A new lawsuit against the Michigan secretary of state has been filed alleging that there are tens of thousands of dead people still on the state voter rolls.
The lawsuit, which is being brought to court by the Public Interest Legal Foundation, cites a potential 25,975 dead voters on the rolls, in addition to alleging that the secretary of state’s office has done nothing to correct the situation since the deceased voters were brought to their attention in September, Just the News reported.
The complaint formally states the following on the subject of the thousands of deceased registrants:
“The Foundation’s expenditure of significant time and money in Michigan seeking to rectify Defendant’s failure to clean up the voter rolls by removing the surfeit of deceased registrants from such rolls has also forced the Foundation to divert its limited resources from other states with similar issues.”

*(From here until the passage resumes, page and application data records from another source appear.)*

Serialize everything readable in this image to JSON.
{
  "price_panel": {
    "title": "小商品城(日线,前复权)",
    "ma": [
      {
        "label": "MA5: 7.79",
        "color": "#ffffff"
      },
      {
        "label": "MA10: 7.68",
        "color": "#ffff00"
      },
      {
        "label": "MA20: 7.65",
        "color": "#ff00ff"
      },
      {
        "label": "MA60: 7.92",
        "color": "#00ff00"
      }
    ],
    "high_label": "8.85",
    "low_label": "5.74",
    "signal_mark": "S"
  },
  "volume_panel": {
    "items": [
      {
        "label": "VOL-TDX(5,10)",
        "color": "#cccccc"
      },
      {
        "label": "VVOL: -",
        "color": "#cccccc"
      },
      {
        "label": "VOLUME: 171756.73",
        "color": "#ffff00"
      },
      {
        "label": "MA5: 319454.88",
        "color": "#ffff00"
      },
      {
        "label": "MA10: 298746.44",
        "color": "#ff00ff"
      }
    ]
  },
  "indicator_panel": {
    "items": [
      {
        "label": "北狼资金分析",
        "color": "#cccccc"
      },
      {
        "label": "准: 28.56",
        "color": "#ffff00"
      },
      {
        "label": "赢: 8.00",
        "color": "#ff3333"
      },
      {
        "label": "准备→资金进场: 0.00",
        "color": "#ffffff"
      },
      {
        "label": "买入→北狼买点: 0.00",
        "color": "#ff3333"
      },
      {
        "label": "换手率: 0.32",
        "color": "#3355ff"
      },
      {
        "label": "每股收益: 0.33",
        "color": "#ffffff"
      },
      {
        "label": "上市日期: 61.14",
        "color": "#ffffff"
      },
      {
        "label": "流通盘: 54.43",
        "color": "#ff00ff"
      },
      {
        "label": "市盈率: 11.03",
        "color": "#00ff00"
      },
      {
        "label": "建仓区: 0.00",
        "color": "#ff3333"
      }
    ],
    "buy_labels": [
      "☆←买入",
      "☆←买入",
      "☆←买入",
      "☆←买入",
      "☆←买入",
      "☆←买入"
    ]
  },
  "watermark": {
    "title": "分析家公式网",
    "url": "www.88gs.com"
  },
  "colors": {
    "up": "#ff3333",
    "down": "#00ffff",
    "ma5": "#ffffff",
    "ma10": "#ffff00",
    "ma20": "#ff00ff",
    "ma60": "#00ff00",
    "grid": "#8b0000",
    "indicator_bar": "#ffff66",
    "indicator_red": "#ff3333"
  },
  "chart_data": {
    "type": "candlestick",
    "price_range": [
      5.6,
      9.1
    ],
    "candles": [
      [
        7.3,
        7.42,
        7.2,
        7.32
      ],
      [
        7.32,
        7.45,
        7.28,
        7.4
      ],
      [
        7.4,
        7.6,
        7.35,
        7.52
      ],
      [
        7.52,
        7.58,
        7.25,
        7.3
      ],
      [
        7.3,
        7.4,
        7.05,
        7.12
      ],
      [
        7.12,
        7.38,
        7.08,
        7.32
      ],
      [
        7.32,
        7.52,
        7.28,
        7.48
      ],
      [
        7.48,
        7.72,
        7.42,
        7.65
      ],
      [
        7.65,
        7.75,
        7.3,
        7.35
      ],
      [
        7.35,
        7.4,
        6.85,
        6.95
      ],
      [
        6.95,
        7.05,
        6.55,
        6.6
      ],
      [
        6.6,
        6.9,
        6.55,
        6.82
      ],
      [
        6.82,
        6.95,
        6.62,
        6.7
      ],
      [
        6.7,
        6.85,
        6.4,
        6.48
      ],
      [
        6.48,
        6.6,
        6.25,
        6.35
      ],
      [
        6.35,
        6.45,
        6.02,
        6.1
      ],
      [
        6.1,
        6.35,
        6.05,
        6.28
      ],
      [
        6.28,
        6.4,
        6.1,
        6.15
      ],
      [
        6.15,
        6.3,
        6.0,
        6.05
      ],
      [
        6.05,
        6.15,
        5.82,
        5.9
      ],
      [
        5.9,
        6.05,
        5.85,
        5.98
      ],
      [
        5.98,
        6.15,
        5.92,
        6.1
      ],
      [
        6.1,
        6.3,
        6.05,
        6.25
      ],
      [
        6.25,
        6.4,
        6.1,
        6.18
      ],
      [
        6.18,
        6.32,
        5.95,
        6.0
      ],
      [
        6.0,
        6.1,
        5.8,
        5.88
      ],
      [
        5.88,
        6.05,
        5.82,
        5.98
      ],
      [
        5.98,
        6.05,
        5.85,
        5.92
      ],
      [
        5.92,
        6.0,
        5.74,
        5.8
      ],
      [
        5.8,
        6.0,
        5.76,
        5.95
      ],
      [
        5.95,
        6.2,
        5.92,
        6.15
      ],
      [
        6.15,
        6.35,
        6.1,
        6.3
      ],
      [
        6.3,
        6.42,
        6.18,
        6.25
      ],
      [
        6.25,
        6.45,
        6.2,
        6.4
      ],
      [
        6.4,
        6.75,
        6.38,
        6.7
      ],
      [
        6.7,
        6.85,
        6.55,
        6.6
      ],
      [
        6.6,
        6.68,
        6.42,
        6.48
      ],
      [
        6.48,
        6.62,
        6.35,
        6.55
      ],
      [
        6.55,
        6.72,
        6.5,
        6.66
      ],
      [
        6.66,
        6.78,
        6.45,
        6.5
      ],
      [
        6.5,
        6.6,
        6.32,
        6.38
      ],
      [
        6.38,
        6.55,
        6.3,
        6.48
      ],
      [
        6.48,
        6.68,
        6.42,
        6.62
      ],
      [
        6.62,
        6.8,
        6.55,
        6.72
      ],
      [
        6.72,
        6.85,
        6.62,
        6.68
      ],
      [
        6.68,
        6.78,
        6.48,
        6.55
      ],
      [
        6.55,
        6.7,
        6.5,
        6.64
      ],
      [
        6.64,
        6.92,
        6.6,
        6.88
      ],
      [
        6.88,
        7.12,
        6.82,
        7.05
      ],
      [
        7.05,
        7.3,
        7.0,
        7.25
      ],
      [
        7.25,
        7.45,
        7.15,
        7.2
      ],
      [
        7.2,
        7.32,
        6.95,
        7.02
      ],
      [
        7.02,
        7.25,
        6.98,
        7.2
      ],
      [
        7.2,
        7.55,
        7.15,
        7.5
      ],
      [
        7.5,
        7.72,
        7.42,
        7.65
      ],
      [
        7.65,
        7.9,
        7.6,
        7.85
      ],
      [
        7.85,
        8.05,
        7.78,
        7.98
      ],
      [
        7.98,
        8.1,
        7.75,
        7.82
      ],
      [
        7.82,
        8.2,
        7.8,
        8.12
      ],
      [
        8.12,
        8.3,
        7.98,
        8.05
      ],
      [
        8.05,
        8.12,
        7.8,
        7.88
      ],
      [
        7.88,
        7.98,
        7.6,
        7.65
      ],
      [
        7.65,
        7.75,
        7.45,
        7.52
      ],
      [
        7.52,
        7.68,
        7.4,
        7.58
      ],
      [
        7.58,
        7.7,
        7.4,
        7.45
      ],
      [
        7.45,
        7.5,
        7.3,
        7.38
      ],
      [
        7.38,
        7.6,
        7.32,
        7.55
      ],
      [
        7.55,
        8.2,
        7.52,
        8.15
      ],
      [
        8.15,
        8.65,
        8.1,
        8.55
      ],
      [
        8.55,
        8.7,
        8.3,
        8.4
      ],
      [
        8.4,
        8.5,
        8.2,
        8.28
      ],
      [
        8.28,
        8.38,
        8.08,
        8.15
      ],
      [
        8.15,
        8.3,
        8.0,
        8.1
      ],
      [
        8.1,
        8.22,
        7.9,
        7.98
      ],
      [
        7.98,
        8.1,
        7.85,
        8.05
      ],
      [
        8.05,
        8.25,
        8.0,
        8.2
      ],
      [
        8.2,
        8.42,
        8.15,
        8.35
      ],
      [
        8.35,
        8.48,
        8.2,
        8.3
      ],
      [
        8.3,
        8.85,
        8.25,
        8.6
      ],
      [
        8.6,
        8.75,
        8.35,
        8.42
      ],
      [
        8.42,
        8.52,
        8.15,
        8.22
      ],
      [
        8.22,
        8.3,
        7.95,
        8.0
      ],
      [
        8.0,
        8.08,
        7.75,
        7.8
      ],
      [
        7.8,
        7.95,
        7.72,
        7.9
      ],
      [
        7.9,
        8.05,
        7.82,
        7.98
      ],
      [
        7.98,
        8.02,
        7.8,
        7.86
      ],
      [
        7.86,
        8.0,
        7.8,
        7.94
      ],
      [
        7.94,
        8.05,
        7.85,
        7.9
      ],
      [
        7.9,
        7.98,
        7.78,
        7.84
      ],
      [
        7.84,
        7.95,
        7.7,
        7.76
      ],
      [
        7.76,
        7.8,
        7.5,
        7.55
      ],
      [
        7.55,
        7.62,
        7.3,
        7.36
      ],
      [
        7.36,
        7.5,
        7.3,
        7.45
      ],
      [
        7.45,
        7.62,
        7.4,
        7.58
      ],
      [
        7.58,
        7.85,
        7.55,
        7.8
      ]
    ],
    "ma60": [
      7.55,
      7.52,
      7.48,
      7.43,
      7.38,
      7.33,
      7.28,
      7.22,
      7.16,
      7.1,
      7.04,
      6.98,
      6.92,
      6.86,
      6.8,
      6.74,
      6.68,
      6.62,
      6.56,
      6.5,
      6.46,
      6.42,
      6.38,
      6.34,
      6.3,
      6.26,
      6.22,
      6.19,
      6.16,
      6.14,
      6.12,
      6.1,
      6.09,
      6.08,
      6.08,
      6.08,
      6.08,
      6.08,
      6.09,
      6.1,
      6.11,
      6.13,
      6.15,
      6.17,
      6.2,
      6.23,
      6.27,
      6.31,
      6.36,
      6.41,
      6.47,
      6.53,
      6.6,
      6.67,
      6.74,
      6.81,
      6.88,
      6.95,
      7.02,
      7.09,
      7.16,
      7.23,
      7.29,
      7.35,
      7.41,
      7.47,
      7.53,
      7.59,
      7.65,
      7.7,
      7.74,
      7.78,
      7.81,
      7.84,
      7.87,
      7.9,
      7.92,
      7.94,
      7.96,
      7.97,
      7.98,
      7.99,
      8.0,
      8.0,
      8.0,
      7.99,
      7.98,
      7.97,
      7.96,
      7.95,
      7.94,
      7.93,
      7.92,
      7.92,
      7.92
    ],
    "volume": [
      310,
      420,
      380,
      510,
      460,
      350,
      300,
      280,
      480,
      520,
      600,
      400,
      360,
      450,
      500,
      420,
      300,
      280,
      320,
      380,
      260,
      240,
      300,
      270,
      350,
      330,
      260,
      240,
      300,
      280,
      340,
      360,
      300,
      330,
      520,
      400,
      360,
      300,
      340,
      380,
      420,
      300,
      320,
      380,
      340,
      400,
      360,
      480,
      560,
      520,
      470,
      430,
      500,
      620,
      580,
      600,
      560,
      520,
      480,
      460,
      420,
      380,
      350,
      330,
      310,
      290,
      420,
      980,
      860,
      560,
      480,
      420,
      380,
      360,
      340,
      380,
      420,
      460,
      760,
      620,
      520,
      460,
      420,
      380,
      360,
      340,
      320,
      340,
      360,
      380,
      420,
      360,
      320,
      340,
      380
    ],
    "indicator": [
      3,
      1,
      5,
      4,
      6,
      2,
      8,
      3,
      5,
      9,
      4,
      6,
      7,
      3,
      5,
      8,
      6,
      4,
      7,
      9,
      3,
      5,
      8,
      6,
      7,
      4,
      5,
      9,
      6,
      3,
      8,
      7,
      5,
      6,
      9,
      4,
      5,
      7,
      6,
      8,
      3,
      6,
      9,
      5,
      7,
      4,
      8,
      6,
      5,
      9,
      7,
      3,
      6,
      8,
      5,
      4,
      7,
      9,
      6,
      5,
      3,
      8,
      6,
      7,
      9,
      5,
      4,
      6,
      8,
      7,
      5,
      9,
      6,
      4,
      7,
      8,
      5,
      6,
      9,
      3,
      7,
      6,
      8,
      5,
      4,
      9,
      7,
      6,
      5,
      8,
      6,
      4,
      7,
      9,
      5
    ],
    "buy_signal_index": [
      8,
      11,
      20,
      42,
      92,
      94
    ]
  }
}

Unfortunately, the state of Michigan is no stranger to garnering the spotlight for reports of election irregularities. President Donald Trump recently discussed the findings of an election investigation in Michigan in an official statement, asserting that RINO Republicans in the state senate confirmed “that roughly 45,000 ballots were delivered to the TCF with no Chain of Custody at 3:30 and 4:30 a.m. on November 4.” Additionally, 289,866 were sent illegally to people who never requested them.
Joe Biden won Michigan in the 2020 presidential election by just over 150,000 votes – forcing Americans to ask themselves difficult questions about the integrity and legality of the presidential race.
Recently, the state of Michigan has been picking up steam in its fight to audit counties rife with allegations of election fraud. In October, the Election Integrity Force organized an energetic and Trump-endorsed rally at the Michigan capitol in Lansing to boldly call for a statewide election audit.
This lawsuit against the secretary of state’s office also suggests that there should be a regular maintenance system in place to ensure that the voter roles are accurate in every election, therefore avoiding violations of state law. Their suggestions, coupled with the allegations of the tens of thousands of dead voter registrants on the rolls, isn’t doing Michigan any favors when it comes to voter confidence.
As the 2022 midterms creep closer, Michiganders can only hope that these election issues are straightened out quickly and efficiently.